Last week seven garment workers died tragically and needlessly in a factory fire in Dhaka, Bangladesh. This is far from an isolated incident – it comes two months after a fire broke out in another Dhaka garment factory killing over 120 workers (10% of the factory's 1200 workforce according to War On Want). People are dying to make our clothes. A dress is not worth a life and no one can justify to the contrary.
London Fashion Week is in full swing and there is much there to celebrate (highlights coming soon). But, there is a lot about this “glamourous” industry that we don’t see - that the brands and stores don’t shout about in their marketing and PR campaigns. This season - the first fashion week since the Rana Plaza disaster in April which killed over 1100 garment workers in Bangladesh - I am more mindful about this than ever.
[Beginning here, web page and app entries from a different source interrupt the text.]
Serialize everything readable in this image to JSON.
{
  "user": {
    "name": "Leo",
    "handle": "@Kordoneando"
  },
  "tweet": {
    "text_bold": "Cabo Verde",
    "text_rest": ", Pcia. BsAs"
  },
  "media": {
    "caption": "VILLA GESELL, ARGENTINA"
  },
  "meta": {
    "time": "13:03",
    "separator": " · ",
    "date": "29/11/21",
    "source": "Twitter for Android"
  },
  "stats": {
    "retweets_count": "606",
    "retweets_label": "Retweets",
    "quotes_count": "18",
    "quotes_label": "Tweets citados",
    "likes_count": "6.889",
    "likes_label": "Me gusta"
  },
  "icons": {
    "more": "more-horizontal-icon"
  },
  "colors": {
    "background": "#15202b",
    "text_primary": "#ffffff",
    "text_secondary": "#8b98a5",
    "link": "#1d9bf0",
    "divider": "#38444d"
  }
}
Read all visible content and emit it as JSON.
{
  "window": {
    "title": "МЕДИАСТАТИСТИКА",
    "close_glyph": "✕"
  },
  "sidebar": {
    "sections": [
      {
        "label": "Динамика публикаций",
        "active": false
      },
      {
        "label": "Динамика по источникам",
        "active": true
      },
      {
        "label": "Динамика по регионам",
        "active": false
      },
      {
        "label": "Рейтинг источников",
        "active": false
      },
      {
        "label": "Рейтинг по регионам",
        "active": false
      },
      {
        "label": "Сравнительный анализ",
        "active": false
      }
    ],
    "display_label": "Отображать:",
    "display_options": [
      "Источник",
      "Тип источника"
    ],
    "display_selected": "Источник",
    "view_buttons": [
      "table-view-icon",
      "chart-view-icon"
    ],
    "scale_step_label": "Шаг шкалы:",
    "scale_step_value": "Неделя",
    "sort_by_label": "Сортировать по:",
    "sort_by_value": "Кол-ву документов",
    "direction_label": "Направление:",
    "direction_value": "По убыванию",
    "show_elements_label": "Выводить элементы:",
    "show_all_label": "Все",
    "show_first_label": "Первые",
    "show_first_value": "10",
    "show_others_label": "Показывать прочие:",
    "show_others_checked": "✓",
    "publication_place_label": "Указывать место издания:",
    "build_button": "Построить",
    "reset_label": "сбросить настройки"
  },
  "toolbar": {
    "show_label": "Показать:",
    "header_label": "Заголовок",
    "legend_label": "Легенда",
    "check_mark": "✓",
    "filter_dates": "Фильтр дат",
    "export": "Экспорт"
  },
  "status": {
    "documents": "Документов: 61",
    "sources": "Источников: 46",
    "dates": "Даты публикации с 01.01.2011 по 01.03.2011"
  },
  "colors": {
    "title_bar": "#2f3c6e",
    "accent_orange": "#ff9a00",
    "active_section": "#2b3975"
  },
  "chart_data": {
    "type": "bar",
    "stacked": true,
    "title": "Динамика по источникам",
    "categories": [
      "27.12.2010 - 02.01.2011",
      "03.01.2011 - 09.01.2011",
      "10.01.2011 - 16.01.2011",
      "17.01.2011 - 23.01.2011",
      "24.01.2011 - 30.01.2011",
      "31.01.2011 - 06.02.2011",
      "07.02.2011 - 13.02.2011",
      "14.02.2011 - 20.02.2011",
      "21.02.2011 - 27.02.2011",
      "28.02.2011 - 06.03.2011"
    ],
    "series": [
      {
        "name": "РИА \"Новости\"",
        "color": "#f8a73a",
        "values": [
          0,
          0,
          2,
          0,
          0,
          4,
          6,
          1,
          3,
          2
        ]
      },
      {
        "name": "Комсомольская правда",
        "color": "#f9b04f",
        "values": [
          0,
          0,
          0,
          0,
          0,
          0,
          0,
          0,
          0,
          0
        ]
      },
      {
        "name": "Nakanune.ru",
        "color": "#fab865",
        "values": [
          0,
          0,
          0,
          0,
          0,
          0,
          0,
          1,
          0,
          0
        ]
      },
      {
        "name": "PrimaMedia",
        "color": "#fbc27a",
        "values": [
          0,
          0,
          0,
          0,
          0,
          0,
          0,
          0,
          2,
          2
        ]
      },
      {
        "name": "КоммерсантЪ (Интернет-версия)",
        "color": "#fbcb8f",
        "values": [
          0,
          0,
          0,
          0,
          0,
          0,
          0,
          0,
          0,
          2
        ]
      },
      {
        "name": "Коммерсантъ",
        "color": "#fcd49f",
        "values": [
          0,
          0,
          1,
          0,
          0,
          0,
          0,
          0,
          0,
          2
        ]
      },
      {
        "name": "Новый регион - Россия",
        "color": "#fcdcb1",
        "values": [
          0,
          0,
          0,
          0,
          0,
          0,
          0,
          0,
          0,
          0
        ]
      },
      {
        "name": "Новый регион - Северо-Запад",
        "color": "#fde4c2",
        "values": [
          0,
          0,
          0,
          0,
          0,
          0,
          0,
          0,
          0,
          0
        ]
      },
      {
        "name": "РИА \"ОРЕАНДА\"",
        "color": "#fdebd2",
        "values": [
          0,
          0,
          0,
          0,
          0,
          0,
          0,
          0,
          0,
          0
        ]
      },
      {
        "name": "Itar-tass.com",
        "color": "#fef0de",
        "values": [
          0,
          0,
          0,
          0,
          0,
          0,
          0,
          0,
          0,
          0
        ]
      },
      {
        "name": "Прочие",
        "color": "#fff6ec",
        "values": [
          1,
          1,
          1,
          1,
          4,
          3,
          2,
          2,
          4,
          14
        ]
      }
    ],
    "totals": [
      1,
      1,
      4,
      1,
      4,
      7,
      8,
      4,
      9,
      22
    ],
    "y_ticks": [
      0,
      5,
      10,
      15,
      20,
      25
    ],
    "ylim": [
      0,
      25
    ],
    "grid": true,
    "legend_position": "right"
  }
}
Flicking through the latest fashion magazines we are bombarded with images of a woman. She is most often tall, thin, has a flawless complexion, perfect proportions. But how realistic is this image? Does she look like you? Or anyone you know? I doubt it.
Riding home on the tube yesterday, I saw two women clinging to their oversized paper bags, stamped with the Primark logo, bulging with that day’s haul. Since moving to London, I have reluctantly got very used to this sight. But I wasn’t expecting to see it this week. I had idealistically (or naively) thought that last month’s building collapse in Bangladesh would have at least made consumers think twice about shopping there so gleefully until some questions about their supply chain were answered.
How would you like it if you went to a restaurant, ordered a flame-grilled steak, and it came smothered in fatty gravy, slopped onto the plate with a dubious skin on top, like a 70s school dinner? And when you queried whether this really was the dish you ordered, the waiter replied, “It IS a flame-grilled steak, we just serve it like this.”
Didn’t think so.